A collection of essays and stories that celebrate the everyday aspects of travel and the unsung places of the globe. The stories are as much about the people I meet as they are about the places they inhabit, and suggest that travel is less about seeing than it is about connecting. (And that the latter is often easier in places most tourists ignore.) The book was awarded a silver medal for travel books from ForeWord magazine.
A travel memoir of the two and a half years I lived in Poland, this book is both a chronicle of a historic time (the periods of Solidarity and martial law) and a loving tribute to an oft-forgotten people.
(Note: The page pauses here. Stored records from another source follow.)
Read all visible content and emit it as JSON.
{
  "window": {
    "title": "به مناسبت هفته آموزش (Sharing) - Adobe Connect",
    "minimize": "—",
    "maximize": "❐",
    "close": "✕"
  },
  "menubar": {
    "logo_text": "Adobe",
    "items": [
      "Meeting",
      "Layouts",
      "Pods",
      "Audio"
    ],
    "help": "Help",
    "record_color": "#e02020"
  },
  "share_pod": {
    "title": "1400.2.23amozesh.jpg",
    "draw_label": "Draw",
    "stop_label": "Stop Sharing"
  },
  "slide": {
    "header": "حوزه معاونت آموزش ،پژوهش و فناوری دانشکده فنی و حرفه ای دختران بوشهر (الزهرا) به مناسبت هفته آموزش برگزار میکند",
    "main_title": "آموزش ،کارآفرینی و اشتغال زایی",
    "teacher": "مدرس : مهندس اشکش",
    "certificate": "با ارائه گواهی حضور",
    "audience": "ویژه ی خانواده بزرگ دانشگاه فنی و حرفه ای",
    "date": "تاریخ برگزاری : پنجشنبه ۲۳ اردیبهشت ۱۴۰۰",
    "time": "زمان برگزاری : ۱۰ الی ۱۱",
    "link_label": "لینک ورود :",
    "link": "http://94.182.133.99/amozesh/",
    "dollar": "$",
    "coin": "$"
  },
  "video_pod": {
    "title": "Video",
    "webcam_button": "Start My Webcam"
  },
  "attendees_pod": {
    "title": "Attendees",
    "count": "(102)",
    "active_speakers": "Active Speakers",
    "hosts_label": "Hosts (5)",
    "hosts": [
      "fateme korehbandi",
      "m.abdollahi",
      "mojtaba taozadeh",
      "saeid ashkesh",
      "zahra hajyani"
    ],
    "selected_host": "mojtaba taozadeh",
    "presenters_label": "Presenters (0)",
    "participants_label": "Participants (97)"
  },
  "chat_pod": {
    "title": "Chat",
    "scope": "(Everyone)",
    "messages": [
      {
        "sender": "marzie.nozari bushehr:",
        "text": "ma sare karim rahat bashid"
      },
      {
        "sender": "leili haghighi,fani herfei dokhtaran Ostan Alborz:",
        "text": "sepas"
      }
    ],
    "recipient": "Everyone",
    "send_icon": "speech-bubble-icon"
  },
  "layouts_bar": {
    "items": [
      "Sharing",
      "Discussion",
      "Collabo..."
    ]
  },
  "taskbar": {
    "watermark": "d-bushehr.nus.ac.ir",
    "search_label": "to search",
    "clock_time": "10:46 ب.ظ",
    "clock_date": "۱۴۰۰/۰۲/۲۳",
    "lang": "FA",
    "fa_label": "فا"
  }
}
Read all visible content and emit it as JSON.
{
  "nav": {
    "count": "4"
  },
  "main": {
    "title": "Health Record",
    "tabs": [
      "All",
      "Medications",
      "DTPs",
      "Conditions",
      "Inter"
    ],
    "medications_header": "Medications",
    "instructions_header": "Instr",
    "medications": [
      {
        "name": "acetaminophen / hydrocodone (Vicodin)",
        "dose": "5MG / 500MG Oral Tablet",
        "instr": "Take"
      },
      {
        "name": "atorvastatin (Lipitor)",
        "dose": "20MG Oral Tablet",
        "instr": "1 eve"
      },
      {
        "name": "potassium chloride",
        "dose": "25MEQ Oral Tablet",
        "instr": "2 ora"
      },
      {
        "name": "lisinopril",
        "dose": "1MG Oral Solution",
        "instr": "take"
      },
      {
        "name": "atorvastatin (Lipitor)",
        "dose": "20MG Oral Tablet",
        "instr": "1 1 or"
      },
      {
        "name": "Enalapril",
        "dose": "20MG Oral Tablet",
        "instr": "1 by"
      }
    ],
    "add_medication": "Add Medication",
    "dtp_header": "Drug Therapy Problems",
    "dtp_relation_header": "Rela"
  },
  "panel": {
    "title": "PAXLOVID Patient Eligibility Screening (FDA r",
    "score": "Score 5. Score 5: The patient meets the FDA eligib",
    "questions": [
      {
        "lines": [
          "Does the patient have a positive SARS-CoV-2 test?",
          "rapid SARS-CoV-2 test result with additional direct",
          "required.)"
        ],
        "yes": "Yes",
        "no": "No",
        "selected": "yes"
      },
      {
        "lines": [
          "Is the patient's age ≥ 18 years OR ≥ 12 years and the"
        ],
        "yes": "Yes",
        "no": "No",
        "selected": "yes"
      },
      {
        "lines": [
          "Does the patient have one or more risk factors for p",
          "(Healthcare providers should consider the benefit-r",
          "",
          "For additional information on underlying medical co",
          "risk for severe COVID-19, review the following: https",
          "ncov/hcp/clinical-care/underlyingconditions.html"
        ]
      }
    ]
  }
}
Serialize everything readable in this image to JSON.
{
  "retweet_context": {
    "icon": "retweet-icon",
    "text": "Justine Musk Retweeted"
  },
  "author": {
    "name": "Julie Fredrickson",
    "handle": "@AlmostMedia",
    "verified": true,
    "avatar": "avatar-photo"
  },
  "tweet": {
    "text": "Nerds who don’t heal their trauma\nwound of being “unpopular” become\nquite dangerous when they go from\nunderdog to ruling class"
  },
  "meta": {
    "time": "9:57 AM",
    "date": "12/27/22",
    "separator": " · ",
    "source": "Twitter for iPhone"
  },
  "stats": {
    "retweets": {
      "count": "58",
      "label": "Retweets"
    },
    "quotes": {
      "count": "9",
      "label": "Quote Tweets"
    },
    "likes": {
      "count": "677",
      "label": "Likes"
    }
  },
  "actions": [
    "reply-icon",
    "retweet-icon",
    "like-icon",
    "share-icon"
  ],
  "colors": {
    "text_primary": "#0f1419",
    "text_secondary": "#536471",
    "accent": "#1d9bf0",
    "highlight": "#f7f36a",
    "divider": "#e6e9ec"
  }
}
It begins with a detailed portrait of Warsaw through the four seasons and ends with an account of the nine-day pilgrimage to Czestochowa.
"My Days with the Anti-Mafia” takes place in Palermo, Sicily, where I stay in an anti-Mafia bed & breakfast, tour the city with a member of the anti-Mafia organization Addiopizzo, visit one of Italy’s worst slums, and experience a tense, uncomfortable moment with a Mafioso.
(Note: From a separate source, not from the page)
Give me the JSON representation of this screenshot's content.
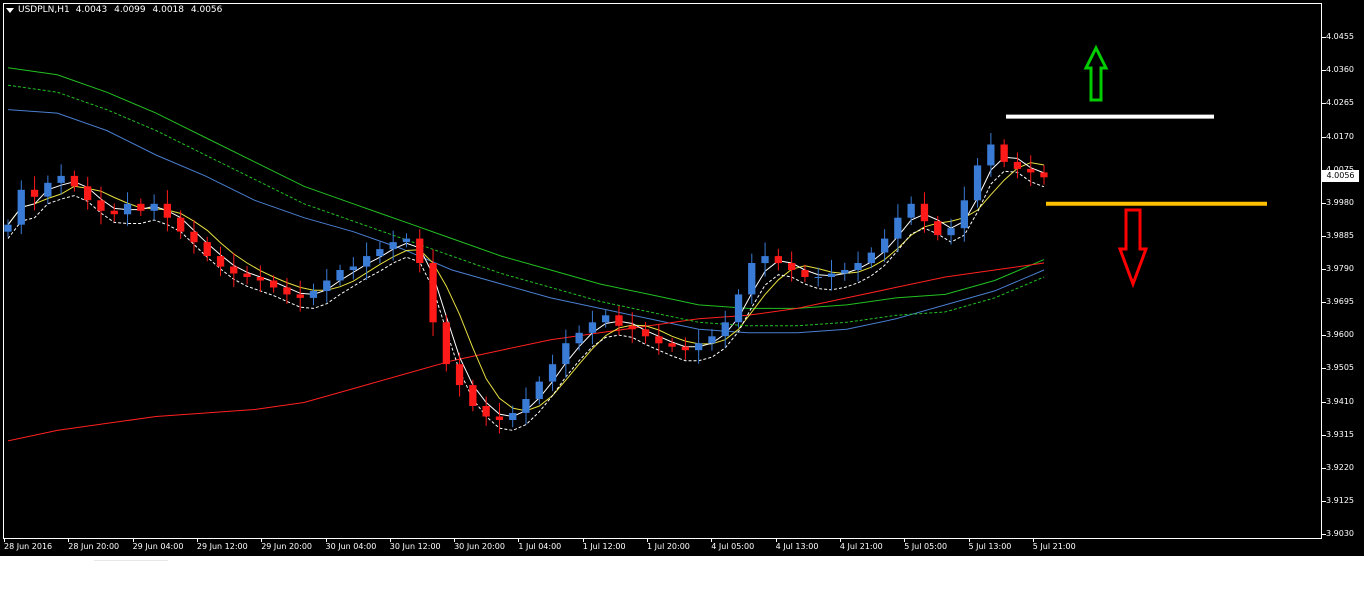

"Have Book, Will Travel" is a look at a much-maligned institution - the author tour - from the road-happy perspective of a travel writer, with reflections on travel, the state of reading in America, the similarities between lodging and publishing, and the unsung beauty of the Midwest.
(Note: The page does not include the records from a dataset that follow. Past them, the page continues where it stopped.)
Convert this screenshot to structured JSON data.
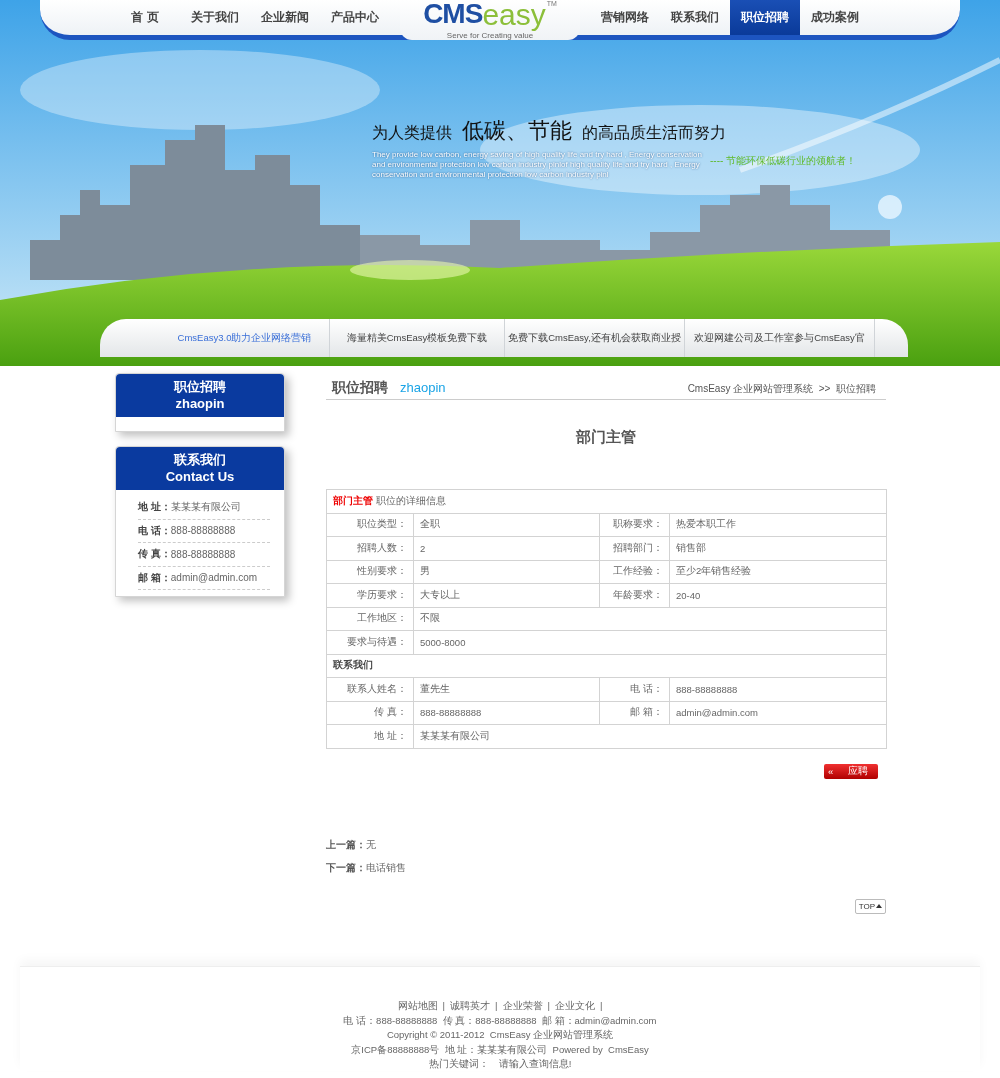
{
  "nav": {
    "left": [
      {
        "label": "首 页",
        "selected": false
      },
      {
        "label": "关于我们",
        "selected": false
      },
      {
        "label": "企业新闻",
        "selected": false
      },
      {
        "label": "产品中心",
        "selected": false
      }
    ],
    "right": [
      {
        "label": "营销网络",
        "selected": false
      },
      {
        "label": "联系我们",
        "selected": false
      },
      {
        "label": "职位招聘",
        "selected": true
      },
      {
        "label": "成功案例",
        "selected": false
      }
    ]
  },
  "logo": {
    "main": "CMS",
    "accent": "easy",
    "trademark": "TM",
    "tagline": "Serve for Creating value"
  },
  "banner": {
    "slogan_start": "为人类提供",
    "slogan_big": "低碳、节能",
    "slogan_end": "的高品质生活而努力",
    "english": "They provide low carbon, energy saving of high quality life and try hard , Energy conservation and environmental protection low carbon industry pinlof high quality life and try hard , Energy conservation and environmental protection low carbon industry pinl",
    "subline": "----  节能环保低碳行业的领航者！"
  },
  "news_tabs": [
    {
      "label": "CmsEasy3.0助力企业网络营销",
      "selected": true
    },
    {
      "label": "海量精美CmsEasy模板免费下载",
      "selected": false
    },
    {
      "label": "免费下载CmsEasy,还有机会获取商业授",
      "selected": false
    },
    {
      "label": "欢迎网建公司及工作室参与CmsEasy官",
      "selected": false
    }
  ],
  "sidebar": {
    "category": {
      "title": "职位招聘",
      "subtitle": "zhaopin"
    },
    "contact": {
      "title": "联系我们",
      "subtitle": "Contact Us",
      "items": [
        {
          "label": "地 址：",
          "value": "某某某有限公司"
        },
        {
          "label": "电 话：",
          "value": "888-88888888"
        },
        {
          "label": "传 真：",
          "value": "888-88888888"
        },
        {
          "label": "邮 箱：",
          "value": "admin@admin.com"
        }
      ]
    }
  },
  "main": {
    "heading": "职位招聘",
    "heading_en": "zhaopin",
    "breadcrumb": "CmsEasy 企业网站管理系统  >>  职位招聘",
    "job_title": "部门主管",
    "table": {
      "caption_highlight": "部门主管",
      "caption": "职位的详细信息",
      "rows": [
        [
          {
            "label": "职位类型：",
            "value": "全职"
          },
          {
            "label": "职称要求：",
            "value": "热爱本职工作"
          }
        ],
        [
          {
            "label": "招聘人数：",
            "value": "2"
          },
          {
            "label": "招聘部门：",
            "value": "销售部"
          }
        ],
        [
          {
            "label": "性别要求：",
            "value": "男"
          },
          {
            "label": "工作经验：",
            "value": "至少2年销售经验"
          }
        ],
        [
          {
            "label": "学历要求：",
            "value": "大专以上"
          },
          {
            "label": "年龄要求：",
            "value": "20-40"
          }
        ],
        [
          {
            "label": "工作地区：",
            "value": "不限"
          }
        ],
        [
          {
            "label": "要求与待遇：",
            "value": "5000-8000"
          }
        ]
      ],
      "contact_heading": "联系我们",
      "contact_rows": [
        [
          {
            "label": "联系人姓名：",
            "value": "董先生"
          },
          {
            "label": "电 话：",
            "value": "888-88888888"
          }
        ],
        [
          {
            "label": "传 真：",
            "value": "888-88888888"
          },
          {
            "label": "邮 箱：",
            "value": "admin@admin.com"
          }
        ],
        [
          {
            "label": "地 址：",
            "value": "某某某有限公司"
          }
        ]
      ]
    },
    "apply_button": {
      "arrow": "«",
      "label": "应聘"
    },
    "prev": {
      "label": "上一篇：",
      "value": "无"
    },
    "next": {
      "label": "下一篇：",
      "value": "电话销售"
    },
    "top_button": "TOP"
  },
  "footer": {
    "links": [
      "网站地图",
      "诚聘英才",
      "企业荣誉",
      "企业文化"
    ],
    "separator": "|",
    "lines": [
      "电 话：888-88888888  传 真：888-88888888  邮 箱：admin@admin.com",
      "Copyright © 2011-2012  CmsEasy 企业网站管理系统",
      "京ICP备88888888号  地 址：某某某有限公司  Powered by  CmsEasy"
    ],
    "keywords_label": "热门关键词：",
    "keywords_value": "请输入查询信息!"
  }
}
"Faces in a Crowd" presents the city of Sao Paulo, Brazil, through the prism of immigration, my friend Lilian - whose parents arrived from Taiwan - serving as the perfect guide and muse.
"Stolen Blessings" is an essay on 9/11 and how it changed the world - and the world's perception - of travel.
"Croatian Rock" covers my visit to the Dalmatian coast five years after Croatia's involvement in the war and a few years before tourism became big. After the sullen streets of Split, things picked up on the island of Hvar, where my sole contact was a former rock singer. (This story appears in expanded form - with a section on Dubrovnik - in A Way to See the World.)
"The Place You Could Be Looking For" tells the story of a stay at The Atlanta in Bangkok, a hotel unlike any other in the world. What it lacks in luxury it makes up for in personality - from the guests to the owner, who doubles as a professor of political science in England. A kind of anti-Schrager, Dr. Henn boasts that his hotel is "untouched by pop culture and post-modern vulgarity."
"Havel's City" is an exploration of the Czech capital one year after the Berlin Wall came down.